Some followup from my previous post on Lisp…
— Lisp Resources —
The book "Practical Common Lisp" is available online, published by the author in its entirety.
Also, a CS professor Slava Akhmechet wrote an essay in the same vein, translating from C++ to Lisp — via Xml of all things.
(In full disclosure, I’ve *never* seen the light of Xml, and verbally abuse it at every opportunity even if only in a hush tone. It’s like a reflex. But more people these days are familiar with Xml trees, and the essay is well written).
— Lisp Style —
Also, I’ve noticed I’ve gotten Lisp style wrong slightly. It is also common to indent to align with the name of the function or language construct being invoked. This might look like:

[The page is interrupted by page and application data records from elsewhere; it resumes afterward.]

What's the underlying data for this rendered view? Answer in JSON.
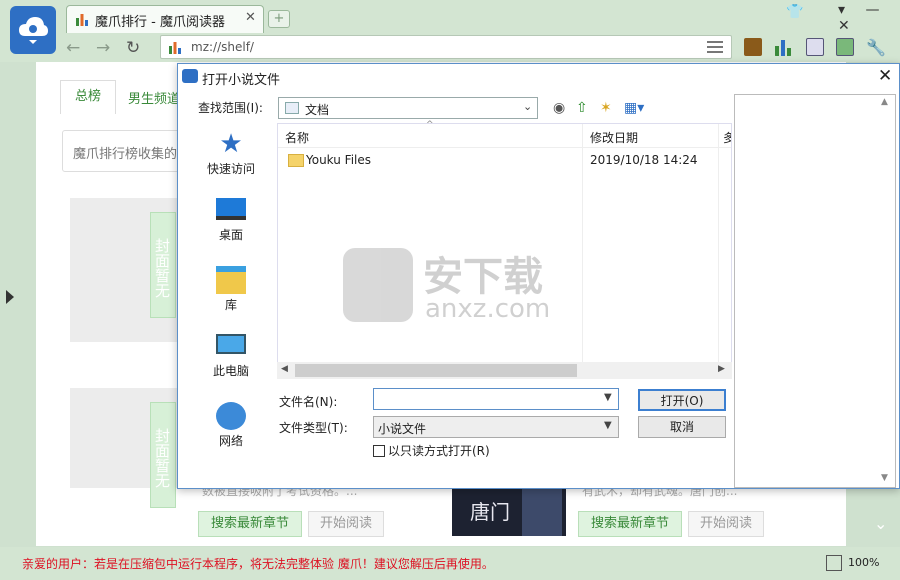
{
  "browser": {
    "tab_title": "魔爪排行 - 魔爪阅读器",
    "tab_close": "✕",
    "new_tab": "+",
    "address": "mz://shelf/",
    "window_controls": "▾ — ✕"
  },
  "page": {
    "tabs": [
      "总榜",
      "男生频道"
    ],
    "search_placeholder": "魔爪排行榜收集的",
    "cover_label": "封面暂无",
    "search_latest": "搜索最新章节",
    "start_reading": "开始阅读",
    "snippet_left": "数被直接吸附了考试资格。...",
    "snippet_right": "有武术，却有武魂。唐门创...",
    "book_title": "唐门"
  },
  "statusbar": {
    "warning": "亲爱的用户：若是在压缩包中运行本程序，将无法完整体验 魔爪！建议您解压后再使用。",
    "zoom": "100%"
  },
  "dialog": {
    "title": "打开小说文件",
    "look_in_label": "查找范围(I):",
    "look_in_value": "文档",
    "places": [
      "快速访问",
      "桌面",
      "库",
      "此电脑",
      "网络"
    ],
    "columns": [
      "名称",
      "修改日期",
      "多"
    ],
    "files": [
      {
        "name": "Youku Files",
        "date": "2019/10/18 14:24"
      }
    ],
    "filename_label": "文件名(N):",
    "filename_value": "",
    "filetype_label": "文件类型(T):",
    "filetype_value": "小说文件",
    "open_button": "打开(O)",
    "cancel_button": "取消",
    "readonly_label": "以只读方式打开(R)"
  },
  "watermark": {
    "text": "安下载",
    "sub": "anxz.com"
  },
  "colors": {
    "accent": "#2e6fc4",
    "green": "#3a8a3a",
    "warning": "#dd1122"
  }
}
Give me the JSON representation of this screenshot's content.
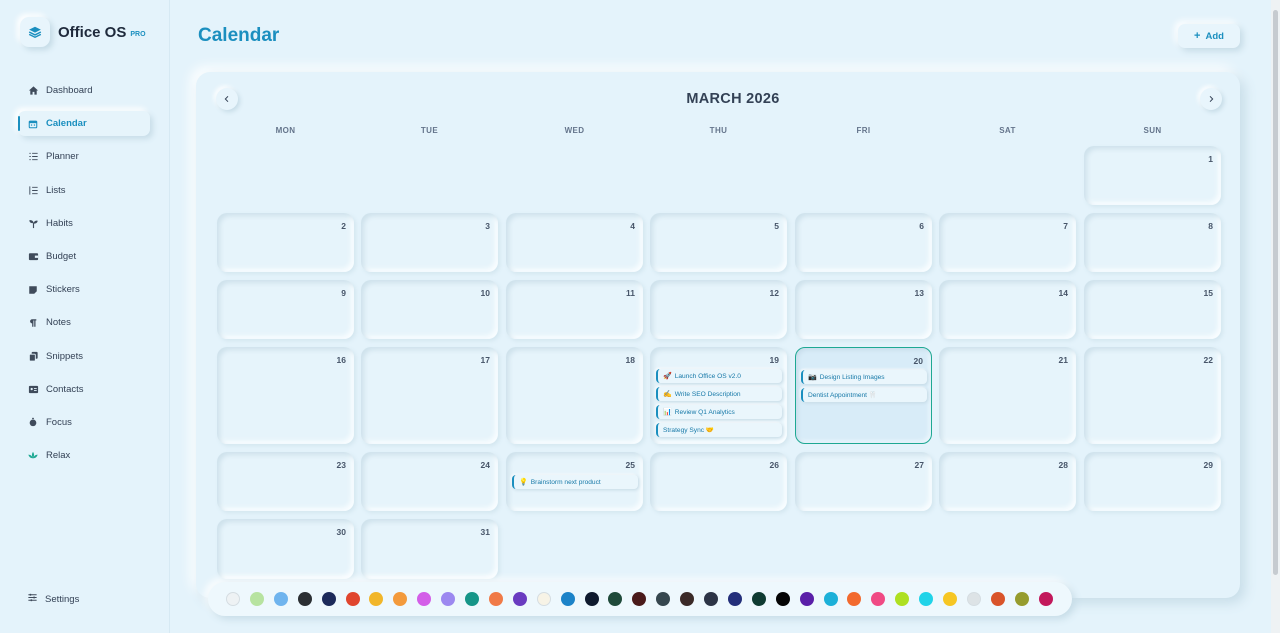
{
  "brand": {
    "name": "Office OS",
    "badge": "PRO"
  },
  "sidebar": {
    "items": [
      {
        "label": "Dashboard",
        "icon": "home-icon"
      },
      {
        "label": "Calendar",
        "icon": "calendar-icon",
        "active": true
      },
      {
        "label": "Planner",
        "icon": "planner-icon"
      },
      {
        "label": "Lists",
        "icon": "list-icon"
      },
      {
        "label": "Habits",
        "icon": "sprout-icon"
      },
      {
        "label": "Budget",
        "icon": "wallet-icon"
      },
      {
        "label": "Stickers",
        "icon": "sticker-icon"
      },
      {
        "label": "Notes",
        "icon": "pilcrow-icon"
      },
      {
        "label": "Snippets",
        "icon": "copy-icon"
      },
      {
        "label": "Contacts",
        "icon": "contact-card-icon"
      },
      {
        "label": "Focus",
        "icon": "timer-icon"
      },
      {
        "label": "Relax",
        "icon": "lotus-icon"
      }
    ],
    "settings_label": "Settings"
  },
  "header": {
    "title": "Calendar",
    "add_label": "Add"
  },
  "calendar": {
    "month_label": "MARCH 2026",
    "weekdays": [
      "MON",
      "TUE",
      "WED",
      "THU",
      "FRI",
      "SAT",
      "SUN"
    ],
    "days": [
      "1",
      "2",
      "3",
      "4",
      "5",
      "6",
      "7",
      "8",
      "9",
      "10",
      "11",
      "12",
      "13",
      "14",
      "15",
      "16",
      "17",
      "18",
      "19",
      "20",
      "21",
      "22",
      "23",
      "24",
      "25",
      "26",
      "27",
      "28",
      "29",
      "30",
      "31"
    ],
    "today": "20",
    "events": [
      {
        "day": "19",
        "icon": "🚀",
        "label": "Launch Office OS v2.0"
      },
      {
        "day": "19",
        "icon": "✍️",
        "label": "Write SEO Description"
      },
      {
        "day": "19",
        "icon": "📊",
        "label": "Review Q1 Analytics"
      },
      {
        "day": "19",
        "icon": "",
        "label": "Strategy Sync 🤝"
      },
      {
        "day": "20",
        "icon": "📷",
        "label": "Design Listing Images"
      },
      {
        "day": "20",
        "icon": "",
        "label": "Dentist Appointment 🦷"
      },
      {
        "day": "25",
        "icon": "💡",
        "label": "Brainstorm next product"
      }
    ]
  },
  "palette": {
    "colors": [
      "#eef2f4",
      "#b7e3a0",
      "#6fb4ee",
      "#2b2f33",
      "#1c2a5a",
      "#e0452e",
      "#f1b62a",
      "#f39a3c",
      "#d35ee8",
      "#9c88f0",
      "#169588",
      "#f07a47",
      "#6a3bc0",
      "#f7f3e6",
      "#1c83c8",
      "#0f1a2e",
      "#1f4a3a",
      "#4a1a1a",
      "#36474f",
      "#3b2a28",
      "#2c3446",
      "#232f7a",
      "#0f3b32",
      "#050505",
      "#5a1fa8",
      "#1cb0d8",
      "#f26a2e",
      "#f04a84",
      "#aee021",
      "#20d3e8",
      "#f6c623",
      "#dde3e6",
      "#d9542a",
      "#969c2e",
      "#c2185b"
    ]
  }
}
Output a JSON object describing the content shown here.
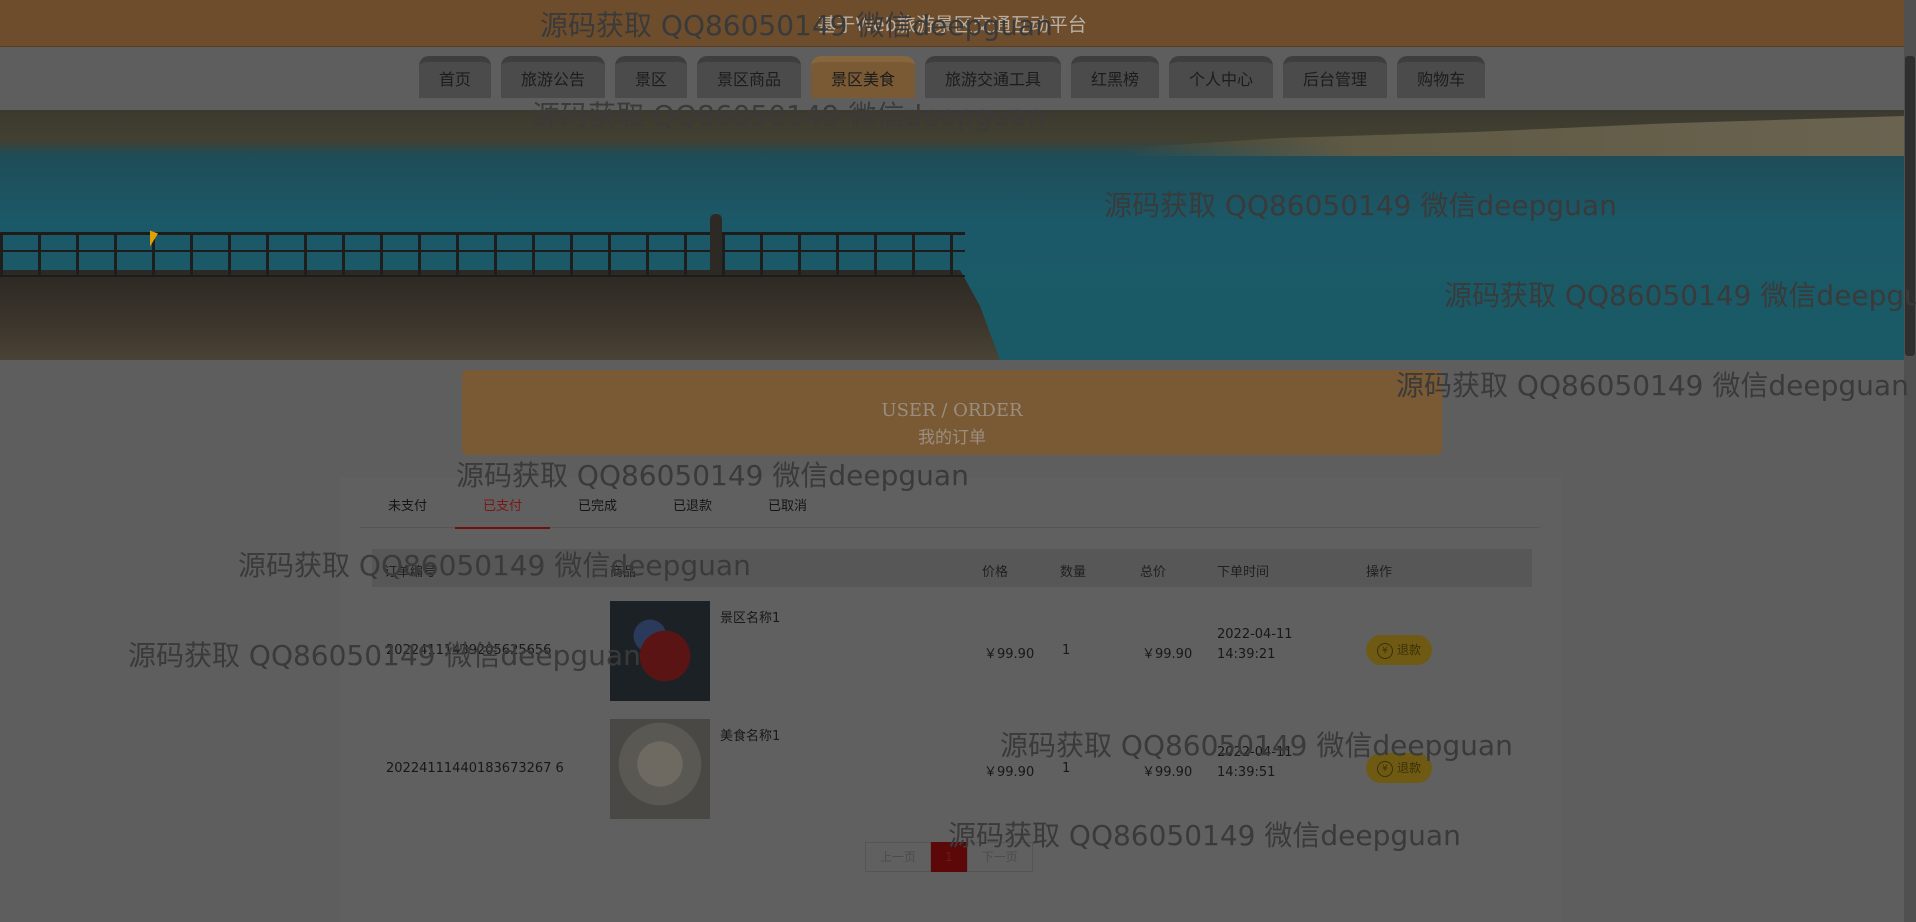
{
  "site_title": "基于Web旅游景区交通互动平台",
  "nav": [
    "首页",
    "旅游公告",
    "景区",
    "景区商品",
    "景区美食",
    "旅游交通工具",
    "红黑榜",
    "个人中心",
    "后台管理",
    "购物车"
  ],
  "nav_active": "景区美食",
  "order_header": {
    "en": "USER / ORDER",
    "zh": "我的订单"
  },
  "tabs": [
    "未支付",
    "已支付",
    "已完成",
    "已退款",
    "已取消"
  ],
  "tab_active": "已支付",
  "columns": [
    "订单编号",
    "商品",
    "价格",
    "数量",
    "总价",
    "下单时间",
    "操作"
  ],
  "orders": [
    {
      "order_no": "20224111439205625656",
      "name": "景区名称1",
      "price": "￥99.90",
      "qty": "1",
      "total": "￥99.90",
      "time_date": "2022-04-11",
      "time_clock": "14:39:21",
      "action": "退款"
    },
    {
      "order_no": "20224111440183673267 6",
      "name": "美食名称1",
      "price": "￥99.90",
      "qty": "1",
      "total": "￥99.90",
      "time_date": "2022-04-11",
      "time_clock": "14:39:51",
      "action": "退款"
    }
  ],
  "pager": {
    "prev": "上一页",
    "current": "1",
    "next": "下一页"
  },
  "watermark": "源码获取 QQ86050149 微信deepguan"
}
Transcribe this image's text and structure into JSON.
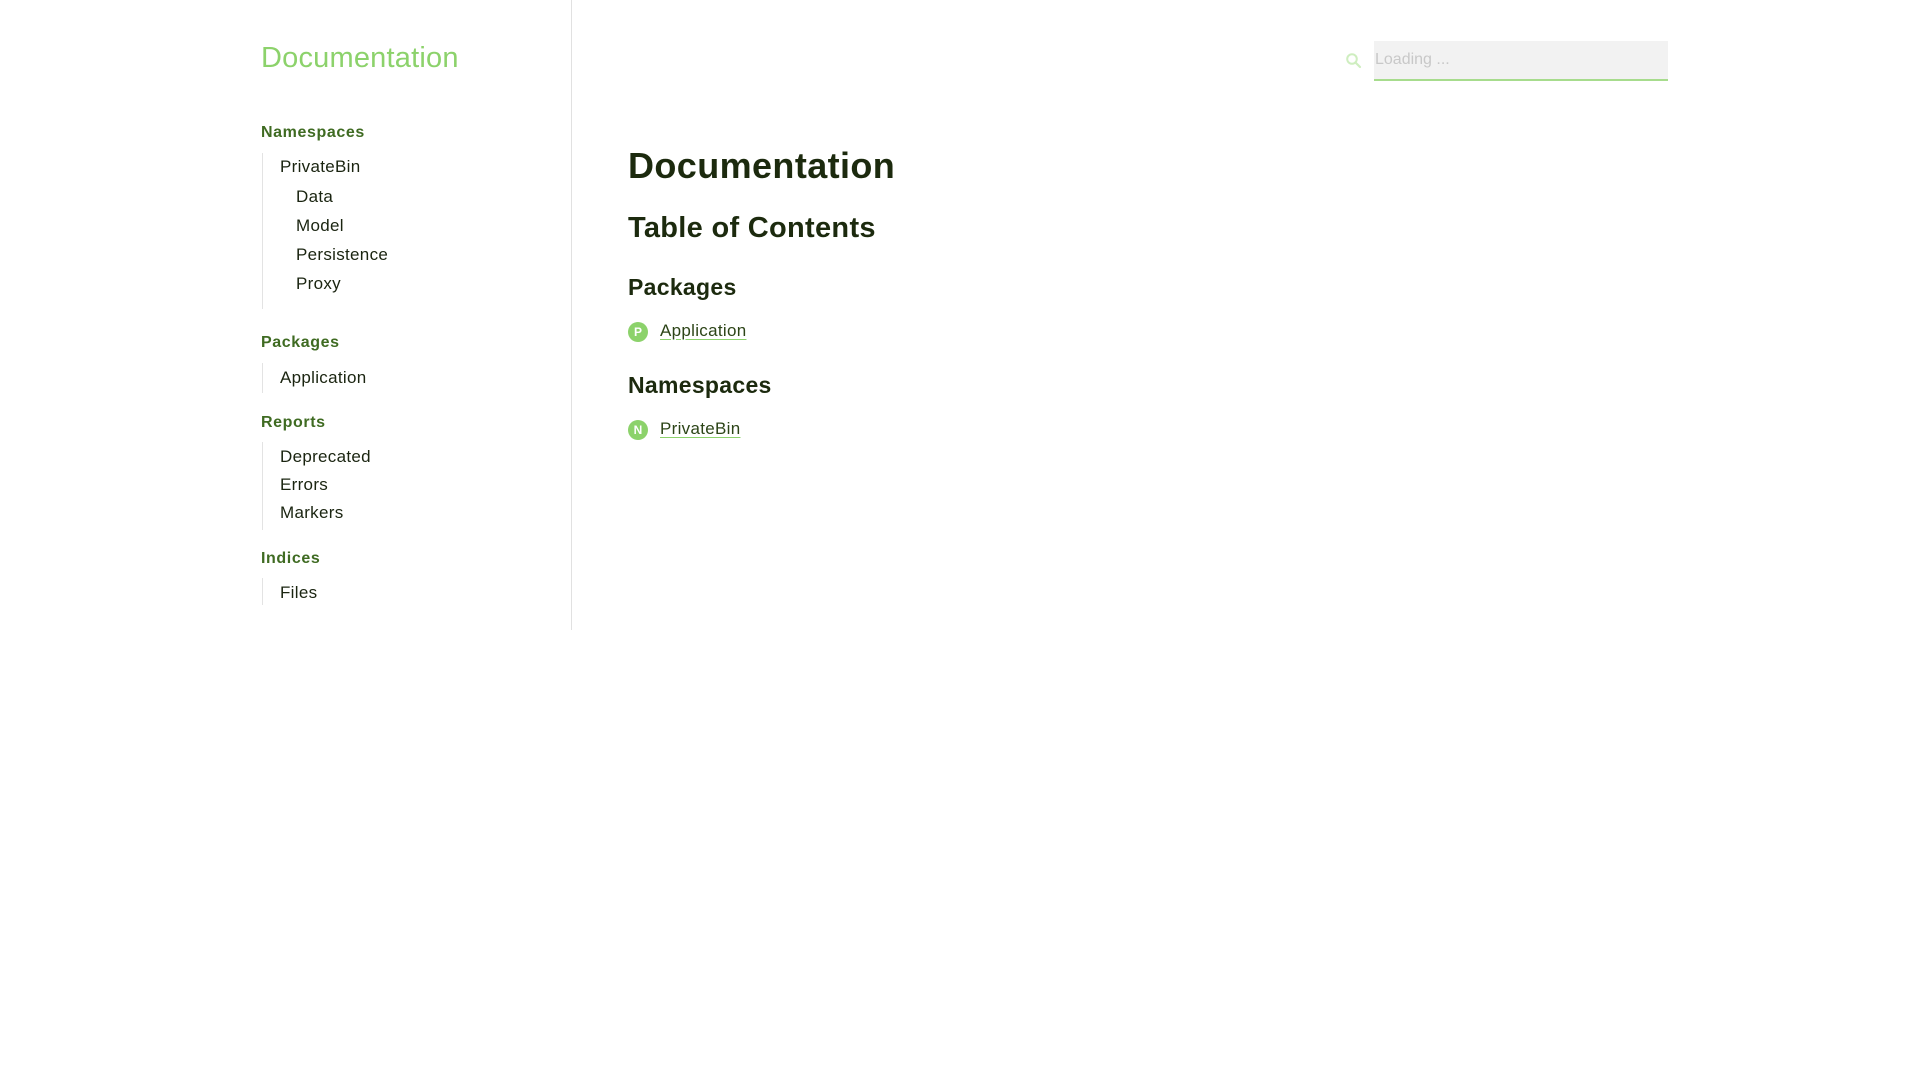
{
  "sidebar": {
    "brand": "Documentation",
    "namespaces": {
      "title": "Namespaces",
      "root": "PrivateBin",
      "children": [
        "Data",
        "Model",
        "Persistence",
        "Proxy"
      ]
    },
    "packages": {
      "title": "Packages",
      "items": [
        "Application"
      ]
    },
    "reports": {
      "title": "Reports",
      "items": [
        "Deprecated",
        "Errors",
        "Markers"
      ]
    },
    "indices": {
      "title": "Indices",
      "items": [
        "Files"
      ]
    }
  },
  "search": {
    "placeholder": "Loading ...",
    "icon": "search-icon"
  },
  "content": {
    "title": "Documentation",
    "toc_title": "Table of Contents",
    "packages": {
      "heading": "Packages",
      "badge": "P",
      "items": [
        "Application"
      ]
    },
    "namespaces": {
      "heading": "Namespaces",
      "badge": "N",
      "items": [
        "PrivateBin"
      ]
    }
  },
  "colors": {
    "accent": "#8cd26b",
    "section_title": "#3f6b22",
    "text": "#1c2a0e"
  }
}
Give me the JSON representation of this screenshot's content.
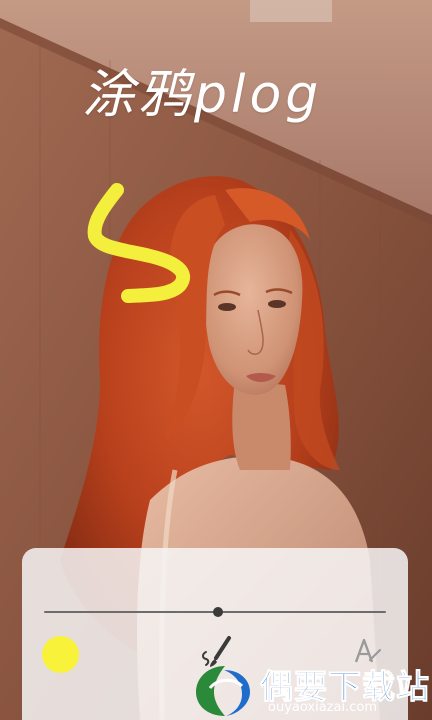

(defun fib (n) (if (< n 2) 1 (+ (fib (- x 1)) (fib (- x 2)))))
Note the left paren aligning bellow to the right of ‘defun’, and ‘1’ aligning to the right of ‘if’. The lesser indent for the ‘+’ operation is used to distinguish the ‘else’ clause for the programmer.
Don’t align incorrectly:
; this code lies! the programmer incorrectly ; aligned 'do-something', which is part of the ; addition expresion (if (xyz 1 (* 2 3) (do-something)) (something-else))
; much better. now it's clear that 'do-something' ; is part of the condition expression (if (xyz 1 (* 2 3) (do-something)) (something-else))
There’s even a Lisp plugin for SlickEdit (my code editor of choice) that will automatically adjust the indent for you, as well as add other editor support, and I hear that Emacs has equally great Lisp editing support.